_Work request_
Below are entries. Pull out all lines containing "sharepoint".

_Supplied data_

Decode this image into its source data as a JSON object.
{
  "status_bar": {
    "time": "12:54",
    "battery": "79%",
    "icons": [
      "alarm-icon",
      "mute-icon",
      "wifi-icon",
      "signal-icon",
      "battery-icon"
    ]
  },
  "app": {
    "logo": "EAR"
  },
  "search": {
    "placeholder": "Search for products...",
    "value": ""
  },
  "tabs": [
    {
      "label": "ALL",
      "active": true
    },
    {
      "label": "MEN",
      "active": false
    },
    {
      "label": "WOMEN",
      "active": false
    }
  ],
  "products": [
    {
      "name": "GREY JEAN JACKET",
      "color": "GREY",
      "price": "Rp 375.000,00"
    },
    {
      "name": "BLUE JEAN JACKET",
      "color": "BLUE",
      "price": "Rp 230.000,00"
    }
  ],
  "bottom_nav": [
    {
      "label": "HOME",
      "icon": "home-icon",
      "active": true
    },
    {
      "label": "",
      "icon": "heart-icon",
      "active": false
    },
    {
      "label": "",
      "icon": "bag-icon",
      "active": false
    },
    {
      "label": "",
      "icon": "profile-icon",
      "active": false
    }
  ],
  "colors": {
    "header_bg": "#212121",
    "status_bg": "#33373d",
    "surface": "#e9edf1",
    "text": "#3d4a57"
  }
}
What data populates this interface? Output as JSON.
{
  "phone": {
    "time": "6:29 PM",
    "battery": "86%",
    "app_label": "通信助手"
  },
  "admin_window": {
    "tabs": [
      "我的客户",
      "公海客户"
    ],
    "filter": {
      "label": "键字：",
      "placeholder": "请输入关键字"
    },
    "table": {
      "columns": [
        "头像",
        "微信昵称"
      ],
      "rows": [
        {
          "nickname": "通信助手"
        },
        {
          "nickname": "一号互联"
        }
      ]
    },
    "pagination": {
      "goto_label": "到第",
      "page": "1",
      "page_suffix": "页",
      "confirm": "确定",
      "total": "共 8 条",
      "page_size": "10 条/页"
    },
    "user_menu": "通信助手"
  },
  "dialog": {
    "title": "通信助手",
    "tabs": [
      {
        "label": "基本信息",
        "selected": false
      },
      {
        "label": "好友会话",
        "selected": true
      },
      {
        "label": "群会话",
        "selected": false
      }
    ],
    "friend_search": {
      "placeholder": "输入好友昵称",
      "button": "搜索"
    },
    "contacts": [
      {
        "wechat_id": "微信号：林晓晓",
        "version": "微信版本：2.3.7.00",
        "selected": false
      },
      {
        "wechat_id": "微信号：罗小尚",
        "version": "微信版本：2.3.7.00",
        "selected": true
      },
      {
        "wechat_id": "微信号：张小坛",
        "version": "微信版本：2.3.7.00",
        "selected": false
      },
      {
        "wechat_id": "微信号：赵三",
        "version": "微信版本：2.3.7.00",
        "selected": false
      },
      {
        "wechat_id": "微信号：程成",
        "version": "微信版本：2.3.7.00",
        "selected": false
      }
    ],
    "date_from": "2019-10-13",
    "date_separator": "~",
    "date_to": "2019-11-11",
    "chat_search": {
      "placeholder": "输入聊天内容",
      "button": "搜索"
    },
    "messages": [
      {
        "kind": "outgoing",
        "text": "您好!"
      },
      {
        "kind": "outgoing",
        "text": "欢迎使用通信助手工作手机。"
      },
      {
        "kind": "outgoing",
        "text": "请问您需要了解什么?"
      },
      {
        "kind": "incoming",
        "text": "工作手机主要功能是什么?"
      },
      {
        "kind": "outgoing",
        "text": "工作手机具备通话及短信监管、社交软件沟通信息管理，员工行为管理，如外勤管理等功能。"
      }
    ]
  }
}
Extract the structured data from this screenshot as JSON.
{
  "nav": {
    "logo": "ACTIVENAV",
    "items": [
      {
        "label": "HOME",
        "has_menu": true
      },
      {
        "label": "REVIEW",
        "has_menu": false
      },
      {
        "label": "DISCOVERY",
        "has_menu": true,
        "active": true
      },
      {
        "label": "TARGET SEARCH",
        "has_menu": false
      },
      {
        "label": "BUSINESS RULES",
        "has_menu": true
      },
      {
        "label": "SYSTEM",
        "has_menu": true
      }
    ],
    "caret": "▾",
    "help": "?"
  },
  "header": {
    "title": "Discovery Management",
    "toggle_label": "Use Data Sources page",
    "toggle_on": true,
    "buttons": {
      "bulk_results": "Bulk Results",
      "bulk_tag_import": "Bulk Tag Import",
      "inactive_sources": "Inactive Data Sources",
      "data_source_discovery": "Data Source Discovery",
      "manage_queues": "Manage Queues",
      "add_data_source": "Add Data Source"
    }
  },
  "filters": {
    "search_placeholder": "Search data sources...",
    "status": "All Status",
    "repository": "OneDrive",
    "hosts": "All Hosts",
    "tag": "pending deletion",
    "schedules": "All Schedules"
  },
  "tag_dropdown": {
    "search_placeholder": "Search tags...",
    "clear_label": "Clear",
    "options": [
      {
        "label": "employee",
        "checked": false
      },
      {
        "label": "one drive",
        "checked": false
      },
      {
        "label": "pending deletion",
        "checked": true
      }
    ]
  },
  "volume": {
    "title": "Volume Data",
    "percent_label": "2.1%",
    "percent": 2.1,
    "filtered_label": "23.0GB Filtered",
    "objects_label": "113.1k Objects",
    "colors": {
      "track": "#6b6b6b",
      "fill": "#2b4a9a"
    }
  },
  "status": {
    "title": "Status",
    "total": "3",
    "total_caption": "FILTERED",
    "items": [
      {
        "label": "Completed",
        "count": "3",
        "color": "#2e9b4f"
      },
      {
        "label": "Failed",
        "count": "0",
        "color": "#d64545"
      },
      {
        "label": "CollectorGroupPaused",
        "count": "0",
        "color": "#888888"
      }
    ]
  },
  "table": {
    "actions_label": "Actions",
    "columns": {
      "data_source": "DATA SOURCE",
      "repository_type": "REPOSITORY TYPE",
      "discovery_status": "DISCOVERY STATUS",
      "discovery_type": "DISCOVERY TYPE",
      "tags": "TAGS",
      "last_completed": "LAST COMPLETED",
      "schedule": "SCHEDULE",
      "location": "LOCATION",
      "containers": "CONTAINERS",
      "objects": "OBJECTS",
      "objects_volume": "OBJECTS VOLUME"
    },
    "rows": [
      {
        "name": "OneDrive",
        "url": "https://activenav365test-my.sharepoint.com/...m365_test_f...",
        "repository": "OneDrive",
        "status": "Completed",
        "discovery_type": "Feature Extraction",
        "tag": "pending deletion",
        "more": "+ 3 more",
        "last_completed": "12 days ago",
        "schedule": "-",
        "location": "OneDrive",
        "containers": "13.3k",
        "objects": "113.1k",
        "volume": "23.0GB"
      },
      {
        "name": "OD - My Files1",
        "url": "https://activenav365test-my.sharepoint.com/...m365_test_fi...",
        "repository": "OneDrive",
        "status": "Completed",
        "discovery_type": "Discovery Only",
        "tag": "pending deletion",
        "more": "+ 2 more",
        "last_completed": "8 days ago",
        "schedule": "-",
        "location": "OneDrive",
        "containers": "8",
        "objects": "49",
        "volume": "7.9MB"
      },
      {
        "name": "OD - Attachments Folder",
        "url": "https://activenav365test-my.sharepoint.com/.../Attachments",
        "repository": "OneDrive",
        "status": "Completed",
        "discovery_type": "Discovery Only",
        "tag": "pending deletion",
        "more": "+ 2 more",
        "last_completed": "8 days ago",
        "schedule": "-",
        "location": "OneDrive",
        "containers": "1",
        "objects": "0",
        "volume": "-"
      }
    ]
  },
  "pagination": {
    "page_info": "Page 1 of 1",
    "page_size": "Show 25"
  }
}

_Written reply_
        "url": "https://activenav365test-my.sharepoint.com/...m365_test_f...",
        "url": "https://activenav365test-my.sharepoint.com/...m365_test_fi...",
        "url": "https://activenav365test-my.sharepoint.com/.../Attachments",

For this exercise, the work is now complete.